Offering a new way of determining a galaxy’s age, astronomers have detected thousands of stellar “pulses” – regular up and down changes in brightness – in a distant galaxy. Also Read - Former NASA astronaut will help public send personalized messages to space: Here is howAlso Read - NASA satellite finds Chandrayaan-2 Moon Lander's debris: All you need to know
The team studied the elliptical galaxy M87, located 53 million light-years from Earth in the constellation Virgo. Also Read - ISRO successfully launches Cartosat-3 Earth imaging satellite; touches 310 foreign satellite launch-mark
“We tend to think of galaxies as steady beacons in the sky, but they are actually ‘shimmering’ due to all the giant, pulsating stars in them,” said one of the researchers Pieter van Dokkum, professor and chair of the astronomy department at Yale University in New Haven, US.
Near the end of their lifetime stars begin to pulsate, increasing and decreasing their brightness by a large amount every few hundred days. In our own Milky Way galaxy, many stars are known to be in this stage of life. It is the first time scientists have measured the effect that pulsating, older red stars have on the light of their surrounding galaxy. In distant galaxies the light of each pulsating star is mixed in with the light of many more stars that are not varying in brightness.
The team focused on the galaxy M87 and examined a unique series of images taken with the Hubble Space Telescope over the course of three months in 2006. Analysis of the Hubble data showed that the average pixel varies on a timescale of approximately 270 days.

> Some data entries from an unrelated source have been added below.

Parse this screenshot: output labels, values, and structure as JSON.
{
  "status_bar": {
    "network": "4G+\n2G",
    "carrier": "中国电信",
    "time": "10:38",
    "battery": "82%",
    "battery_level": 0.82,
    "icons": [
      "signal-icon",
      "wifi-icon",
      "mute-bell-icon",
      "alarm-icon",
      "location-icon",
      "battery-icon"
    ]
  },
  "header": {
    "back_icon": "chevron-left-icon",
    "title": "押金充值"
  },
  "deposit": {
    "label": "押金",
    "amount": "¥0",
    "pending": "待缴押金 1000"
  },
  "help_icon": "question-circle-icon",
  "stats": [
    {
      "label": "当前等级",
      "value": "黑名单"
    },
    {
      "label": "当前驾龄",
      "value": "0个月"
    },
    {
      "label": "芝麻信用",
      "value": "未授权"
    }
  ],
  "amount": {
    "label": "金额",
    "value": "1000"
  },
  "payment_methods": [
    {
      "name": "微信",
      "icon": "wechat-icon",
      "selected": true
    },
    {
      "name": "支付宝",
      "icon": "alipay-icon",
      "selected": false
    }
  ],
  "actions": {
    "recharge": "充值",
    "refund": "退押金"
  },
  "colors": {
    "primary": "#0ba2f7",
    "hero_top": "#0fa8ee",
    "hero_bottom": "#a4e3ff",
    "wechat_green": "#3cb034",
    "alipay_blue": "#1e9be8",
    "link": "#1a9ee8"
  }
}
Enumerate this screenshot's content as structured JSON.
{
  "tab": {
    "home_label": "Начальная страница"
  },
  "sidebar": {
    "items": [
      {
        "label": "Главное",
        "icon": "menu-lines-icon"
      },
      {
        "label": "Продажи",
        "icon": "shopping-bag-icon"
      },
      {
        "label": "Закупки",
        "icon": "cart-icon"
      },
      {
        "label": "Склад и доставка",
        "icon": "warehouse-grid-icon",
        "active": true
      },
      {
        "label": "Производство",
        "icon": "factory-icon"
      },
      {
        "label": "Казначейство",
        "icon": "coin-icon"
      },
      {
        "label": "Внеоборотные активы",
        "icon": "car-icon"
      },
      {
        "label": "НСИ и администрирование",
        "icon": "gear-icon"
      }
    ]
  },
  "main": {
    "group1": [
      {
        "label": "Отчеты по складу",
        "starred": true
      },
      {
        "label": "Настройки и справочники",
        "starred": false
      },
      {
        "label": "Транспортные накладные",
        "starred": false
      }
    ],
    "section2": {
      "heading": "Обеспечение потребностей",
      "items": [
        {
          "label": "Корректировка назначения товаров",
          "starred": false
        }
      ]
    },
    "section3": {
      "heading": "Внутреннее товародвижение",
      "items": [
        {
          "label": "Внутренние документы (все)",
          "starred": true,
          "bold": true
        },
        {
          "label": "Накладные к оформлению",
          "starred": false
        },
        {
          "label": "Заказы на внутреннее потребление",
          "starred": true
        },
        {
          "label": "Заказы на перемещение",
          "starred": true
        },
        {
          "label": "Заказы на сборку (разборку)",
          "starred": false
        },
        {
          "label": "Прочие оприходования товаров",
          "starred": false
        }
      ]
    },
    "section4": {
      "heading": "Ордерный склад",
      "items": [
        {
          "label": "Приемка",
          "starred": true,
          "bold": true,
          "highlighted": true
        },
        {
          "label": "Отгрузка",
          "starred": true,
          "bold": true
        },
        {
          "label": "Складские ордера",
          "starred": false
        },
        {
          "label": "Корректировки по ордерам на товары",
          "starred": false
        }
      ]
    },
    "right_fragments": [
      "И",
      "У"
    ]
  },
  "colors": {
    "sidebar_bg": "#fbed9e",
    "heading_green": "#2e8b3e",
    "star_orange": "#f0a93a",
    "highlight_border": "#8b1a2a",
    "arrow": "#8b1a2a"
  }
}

The regular up and down changes in brightness are reminiscent of a heartbeat, the study said.
“It is as if we are taking the pulse of the galaxy,” lead researcher Charlie Conroy, assistant professor at Harvard University pointed out.
Their discovery offers a new way of measuring the age of a galaxy, because the strength and speed of a galaxy’s heartbeat varies depending on its age. The team found that M87 is about 10 billion years old, a number that agrees with previous estimates using different techniques.
The discovery of stellar heartbeats should not be specific to M87 and every galaxy in the universe likely shows similar distinctive patterns, the researchers said. The findings appeared in the journal Nature.